During the service in London, however, she promised to love and honour him but left out the traditional pledge "to obey". She developed the extremely unladylike habit of chewing gum, and poured tea over a party guest who sang 'God Save the King'.
Markiewicz's transition from society hostess to gun-toting radical was a gradual one. A major turning point came when she moved into a cottage previously occupied by the nationalist poet Padraic Colum and read some magazines he had left behind. Active in Dublin literary circles, she played Joan of Arc on stage and came to see herself as an Irish version of the French liberator.
Convincing other rebels that she was one of them turned out to be a hard task. Arthur Griffith, the founder of Sinn Fein, was convinced that she must be a British spy.
At the Countess's first republican meeting, people were transfixed by her diamond tiara - which she offered to sell in order to raise money for the cause.
Markiewicz became a serious player within the movement by founding Fianna Eireann, a scouting organisation that taught young boys how to fire guns.
She was a strict disciplinarian and any child who stepped out of line would receive a clip around the ear. She was also extremely kind, spending hours teaching patriotic songs to a blind boy so that he would be able to earn money from singing.
This basic decency shines right throughout Naughton's account. Markiewicz worked in soup kitchens during the 1913 Dublin Lock-Out and impressed everyone with her energy and commitment.
According to her friend Hanna Sheehy Skeffington: "Madame had a personal contact and real sympathy for the poor that removed all taint of Lady Bountiful and made her a comrade among comrades."
Naughton also tackles some old controversies surrounding Markiewicz's role in the Easter Rising.
The claim that she shot an unarmed policeman in St Stephen's Green, for example, is shown to be based on some extremely dubious eyewitness evidence.
Another story of the Countess breaking down at her trial and wailing, "You must not shoot a woman!" was probably invented by a misogynistic British official.
In reality she told her captors: "I do wish your lot had the decency to shoot me."
Although Markiewicz remained a prominent figure throughout the War of Independence and the Civil War, life in and out of jail took a terrible toll on her health.
Many of her colleagues still found it hard to take a woman seriously and Michael Collins declared that her role as Minister for Labour was "a bloody joke".
equality She stayed true to her socialist principles right until the end in 1927, dying at the age of 59 of appendicitis in a public hospital ward and rejecting Eamon de Valera's offer to move her to a private room.
The underlying theme of Lindie Naughton's book is that Markiewicz's idealism was sold out by the people who ended up running independent Ireland. Exhibit A is de Valera's 1937 Constitution, which made it clear that women were expected to be primarily "housewives and mothers".

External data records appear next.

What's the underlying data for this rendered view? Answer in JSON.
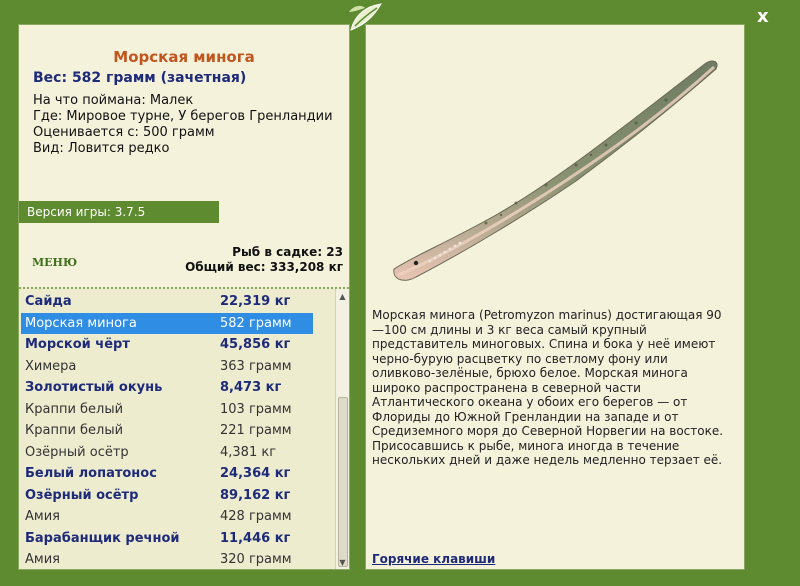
{
  "fish": {
    "name": "Морская минога",
    "weight_line": "Вес: 582 грамм (зачетная)",
    "caught_on": "На что поймана: Малек",
    "location": "Где: Мировое турне, У берегов Гренландии",
    "valued_from": "Оценивается с: 500 грамм",
    "kind": "Вид: Ловится редко"
  },
  "version": "Версия игры: 3.7.5",
  "menu_label": "МЕНЮ",
  "stats": {
    "fish_count": "Рыб в садке: 23",
    "total_weight": "Общий вес: 333,208 кг"
  },
  "list": [
    {
      "name": "Сайда",
      "weight": "22,319 кг",
      "style": "bold"
    },
    {
      "name": "Морская минога",
      "weight": "582 грамм",
      "style": "selected"
    },
    {
      "name": "Морской чёрт",
      "weight": "45,856 кг",
      "style": "bold"
    },
    {
      "name": "Химера",
      "weight": "363 грамм",
      "style": "plain"
    },
    {
      "name": "Золотистый окунь",
      "weight": "8,473 кг",
      "style": "bold"
    },
    {
      "name": "Краппи белый",
      "weight": "103 грамм",
      "style": "plain"
    },
    {
      "name": "Краппи белый",
      "weight": "221 грамм",
      "style": "plain"
    },
    {
      "name": "Озёрный осётр",
      "weight": "4,381 кг",
      "style": "plain"
    },
    {
      "name": "Белый лопатонос",
      "weight": "24,364 кг",
      "style": "bold"
    },
    {
      "name": "Озёрный осётр",
      "weight": "89,162 кг",
      "style": "bold"
    },
    {
      "name": "Амия",
      "weight": "428 грамм",
      "style": "plain"
    },
    {
      "name": "Барабанщик речной",
      "weight": "11,446 кг",
      "style": "bold"
    },
    {
      "name": "Амия",
      "weight": "320 грамм",
      "style": "plain"
    }
  ],
  "description": "Морская минога (Petromyzon marinus) достигающая 90—100 см длины и 3 кг веса самый крупный представитель миноговых. Спина и бока у неё имеют черно-бурую расцветку по светлому фону или оливково-зелёные, брюхо белое. Морская минога широко распространена в северной части Атлантического океана у обоих его берегов — от Флориды до Южной Гренландии на западе и от Средиземного моря до Северной Норвегии на востоке. Присосавшись к рыбе, минога иногда в течение нескольких дней и даже недель медленно терзает её.",
  "hotkeys_label": "Горячие клавиши",
  "close_label": "x",
  "colors": {
    "frame_green": "#5e8b2f",
    "panel_bg": "#f5f2dc",
    "title_orange": "#c0561e",
    "bold_blue": "#1e2a7a",
    "selection_blue": "#2f8de4"
  }
}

Even so, Naughten writes, the Countess's "vision of a kinder, better society, where all men and women were equal, where resources and wealth were shared, where no one starved or died of the cold, and where all children were cherished remains a worthy aspiration".
Markiewicz: A Most Outrageous Rebel, by Lindie Naughton, is available now, published by Merrion Press